Every month, TAB editor Kristin will be sharing her thoughts on five titles from our… Read More

June 1, 2016

The True Story Behind 12 YEARS A SLAVE

Last night, 12 Years a Slave took home the Academy Award for Best Picture. The movie, directed by Steve McQueen, tells the true story of Solomon Northup, a free black man from New York who was kidnapped and sold to a Louisiana slave owner. The movie is based on Northup’s autobiography of the same name.

Engraving of Solomon Northup from his autobiography (image via Wikipedia

For teachers looking for a way to delve into this sensitive subject with their students, Northup’s story has also been adapted into a book for younger readers. Stolen Into Slavery, by Judith and Dennis Fradin, tells the extraordinary story of Northup’s life and explores how a free man could have his rights, and his life, stripped away from him. It details the horrors he endured during a dozen years of servitude, and how he finally managed to escape and return to his family with the help of a sympathetic abolitionist named Samuel Bass. The gripping narrative is enhanced with illustrations, maps, and even a few photographic images to deepen understanding of the times.
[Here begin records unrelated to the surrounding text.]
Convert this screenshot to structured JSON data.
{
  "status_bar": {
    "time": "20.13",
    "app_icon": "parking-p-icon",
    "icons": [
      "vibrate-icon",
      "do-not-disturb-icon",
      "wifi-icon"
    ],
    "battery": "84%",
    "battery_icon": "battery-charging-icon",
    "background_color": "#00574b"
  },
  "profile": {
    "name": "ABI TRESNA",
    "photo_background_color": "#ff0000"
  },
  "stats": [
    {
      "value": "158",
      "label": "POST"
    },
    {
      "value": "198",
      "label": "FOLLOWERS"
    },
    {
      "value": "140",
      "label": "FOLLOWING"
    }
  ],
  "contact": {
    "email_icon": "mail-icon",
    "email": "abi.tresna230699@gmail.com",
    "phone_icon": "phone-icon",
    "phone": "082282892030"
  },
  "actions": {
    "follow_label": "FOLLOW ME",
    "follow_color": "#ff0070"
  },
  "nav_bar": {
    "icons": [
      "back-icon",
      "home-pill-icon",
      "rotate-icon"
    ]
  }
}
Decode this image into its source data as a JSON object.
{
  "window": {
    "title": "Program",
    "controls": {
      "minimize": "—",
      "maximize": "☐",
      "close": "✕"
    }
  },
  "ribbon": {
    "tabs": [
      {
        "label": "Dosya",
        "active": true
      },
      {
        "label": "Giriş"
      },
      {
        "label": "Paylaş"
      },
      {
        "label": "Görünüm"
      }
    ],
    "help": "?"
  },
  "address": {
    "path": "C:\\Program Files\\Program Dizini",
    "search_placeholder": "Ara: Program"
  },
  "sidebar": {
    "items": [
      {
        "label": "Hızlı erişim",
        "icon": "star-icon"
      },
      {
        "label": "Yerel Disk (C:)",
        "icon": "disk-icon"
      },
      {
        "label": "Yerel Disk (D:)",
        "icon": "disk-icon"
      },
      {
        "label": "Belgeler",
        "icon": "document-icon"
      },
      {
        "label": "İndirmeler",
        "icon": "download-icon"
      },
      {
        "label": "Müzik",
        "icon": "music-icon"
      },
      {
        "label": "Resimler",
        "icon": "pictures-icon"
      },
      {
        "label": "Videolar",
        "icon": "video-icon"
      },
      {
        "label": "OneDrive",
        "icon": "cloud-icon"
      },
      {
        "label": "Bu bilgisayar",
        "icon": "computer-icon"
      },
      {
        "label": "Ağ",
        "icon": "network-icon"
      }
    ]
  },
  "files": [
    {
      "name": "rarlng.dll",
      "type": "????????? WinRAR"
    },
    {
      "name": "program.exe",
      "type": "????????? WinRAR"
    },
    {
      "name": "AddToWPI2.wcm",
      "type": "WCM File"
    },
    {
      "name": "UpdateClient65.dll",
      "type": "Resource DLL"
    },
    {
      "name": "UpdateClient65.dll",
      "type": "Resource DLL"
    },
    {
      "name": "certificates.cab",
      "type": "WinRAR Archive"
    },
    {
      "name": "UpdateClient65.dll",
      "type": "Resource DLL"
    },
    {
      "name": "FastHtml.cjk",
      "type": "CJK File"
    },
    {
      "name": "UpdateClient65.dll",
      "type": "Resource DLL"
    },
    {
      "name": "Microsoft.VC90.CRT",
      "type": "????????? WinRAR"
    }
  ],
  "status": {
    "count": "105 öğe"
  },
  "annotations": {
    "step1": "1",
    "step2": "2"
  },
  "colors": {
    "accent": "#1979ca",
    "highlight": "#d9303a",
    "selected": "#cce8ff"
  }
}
Northup’s story is remarkable, not only because it clearly illustrates the unjust, unfair treatment so many Africans and Americans received through being forced into a life of slavery, but also because it presents a compelling, engaging example of primary source material, based on a slave’s own account of his hardships and daily trials. An author note included in Stolen Into Slavery addresses how this adaptation geared toward young readers takes dialogue and details from Northrup’s original writing.

Stolen Into Slavery provides a great springboard for historical studies, including a timeline of slavery in the U.S. before and during Northrup’s life, a bibliography, and a list of online sources. The book could also be used to inspire classroom exercises in correspondence or persuasive writing, based on the letter-writing campaign Samuel Bass undertook to reach out for help in freeing Northup.

To discover how Solomon Northup survived this terrifying experience, and to learn more about this dark chapter in our nation’s history, read Stolen Into Slavery, available now from Scholastic Reading Club.

Visit the National Archives online for original documents and teaching activities related to Solomon Northup’s life.


About the Authors: 

Sean is a managing copywriter for the Scholastic Reading Club print catalogs. An all-around entertainment junkie, Sean also DJs in his spare time.

Mia is the editor of the Teens and BookBeat Scholastic Reading Club catalogs. She has also worked as a young adult librarian and dreams of someday joyriding around the country in her own bookmobile.

Tags: , , ,


Leave a comment

Your email address will not be published. Required fields are marked *


You may use these HTML tags and attributes: <a href="" title=""> <abbr title=""> <acronym title=""> <b> <blockquote cite=""> <cite> <code> <del datetime=""> <em> <i> <q cite=""> <strike> <strong>

March 3, 2014